In my last entry about this grey Telecaster I explained how the choice of colour was a very laid back decision – the primer/base coat was grey and we liked it. Telecasters are awesome because they are simple machines, and the colour selection process was much the same!
This will be quite a brief post, just about the assembly process. Unfortunately, last year when I was putting this guitar together, I did not document it too well. But as you will see, I need to return to it for some minor adjustments which I will document with better detail for this blog.
Anyway, here we go:
First things first…get yourself one of these:
Any large toolbox will do. This is assuming, of course, that you do not already have a workshop or shed just for these projects, and need a small space to keep everything. I definitely fall into that category!
Here is an update with all the hardware (minus pickups) screwed on.
The neck was another £20-30 ebay buy. It still holds up great today. Such a bargain! They do need a bit of tidying up to start with e.g. filing down some sharp fret edges, but only minor adjustments!
The picture above shows the slight problem though. You can see that the bridge plate is at a very slight angle! Now, the intonation is fine and the bridge is in an accurate enough location, but that angle presents a slight problem that I only noticed when I put the humbucker in (a single-coil-sized humbucker).
Very sorry for the blurry picture. I will take a better when for a final blog entry on this guitar.

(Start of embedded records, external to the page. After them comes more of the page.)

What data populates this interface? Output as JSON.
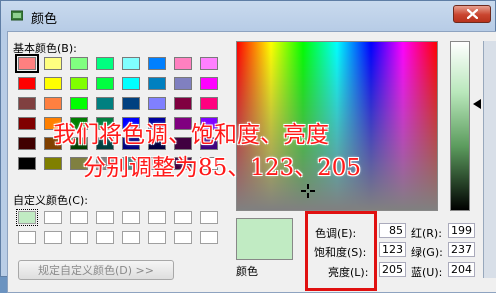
{
  "window": {
    "title": "颜色"
  },
  "basic_colors": {
    "label": "基本颜色(B):",
    "swatches": [
      "#ff8080",
      "#ffff80",
      "#80ff80",
      "#00ff80",
      "#80ffff",
      "#0080ff",
      "#ff80c0",
      "#ff80ff",
      "#ff0000",
      "#ffff00",
      "#80ff00",
      "#00ff40",
      "#00ffff",
      "#0080c0",
      "#8080c0",
      "#ff00ff",
      "#804040",
      "#ff8040",
      "#00ff00",
      "#008080",
      "#004080",
      "#8080ff",
      "#800040",
      "#ff0080",
      "#800000",
      "#ff8000",
      "#008000",
      "#008040",
      "#0000ff",
      "#0000a0",
      "#800080",
      "#8000ff",
      "#400000",
      "#804000",
      "#004000",
      "#004040",
      "#000080",
      "#000040",
      "#400040",
      "#400080",
      "#000000",
      "#808000",
      "#808040",
      "#808080",
      "#408080",
      "#c0c0c0",
      "#400040",
      "#ffffff"
    ]
  },
  "custom_colors": {
    "label": "自定义颜色(C):",
    "swatches": [
      "#c1ebc3",
      "#ffffff",
      "#ffffff",
      "#ffffff",
      "#ffffff",
      "#ffffff",
      "#ffffff",
      "#ffffff",
      "#ffffff",
      "#ffffff",
      "#ffffff",
      "#ffffff",
      "#ffffff",
      "#ffffff",
      "#ffffff",
      "#ffffff"
    ]
  },
  "define_button": {
    "label": "规定自定义颜色(D) >>"
  },
  "preview": {
    "label": "颜色"
  },
  "fields": {
    "hue": {
      "label": "色调(E):",
      "value": "85"
    },
    "sat": {
      "label": "饱和度(S):",
      "value": "123"
    },
    "lum": {
      "label": "亮度(L):",
      "value": "205"
    },
    "red": {
      "label": "红(R):",
      "value": "199"
    },
    "green": {
      "label": "绿(G):",
      "value": "237"
    },
    "blue": {
      "label": "蓝(U):",
      "value": "204"
    }
  },
  "annotation": {
    "line1": "我们将色调、饱和度、亮度",
    "line2": "分别调整为85、123、205",
    "color": "#ff1a1a"
  }
}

You can sort of see in the pictures, though, that one of the rails on the humbucker does not sit underneath the 6th string. I think that this is the reason why the 6th string sounds a little quieter than the others. This is a problem for my rhythm work, as hard-rock style riffs often rely on the heaviness of the 6th string.
I have two options:
i. raise the bridge pickup by only tightening the screw under the 6th string. This might affect the tone of the guitar, however. Or,
ii. re-position the bridge (the solution I know is the right one). I can just fill in the screw-holes with toothpicks and wood glue, then drill new ones. This is a relatively easy procedure and the more I am typing, the more I think I will do this.
Maybe I will tackle it next weekend. Depends on the weather!
As things stand now though, the guitar does play well (aside from the ever-so-slight volume dip in the 6th string). It was my main guitar for a while last year when I was in a band. I’ve gigged with it only a couple times, but it was my main rehearsal guitar.
I will put a short video demo of this guitar when I’m done with it.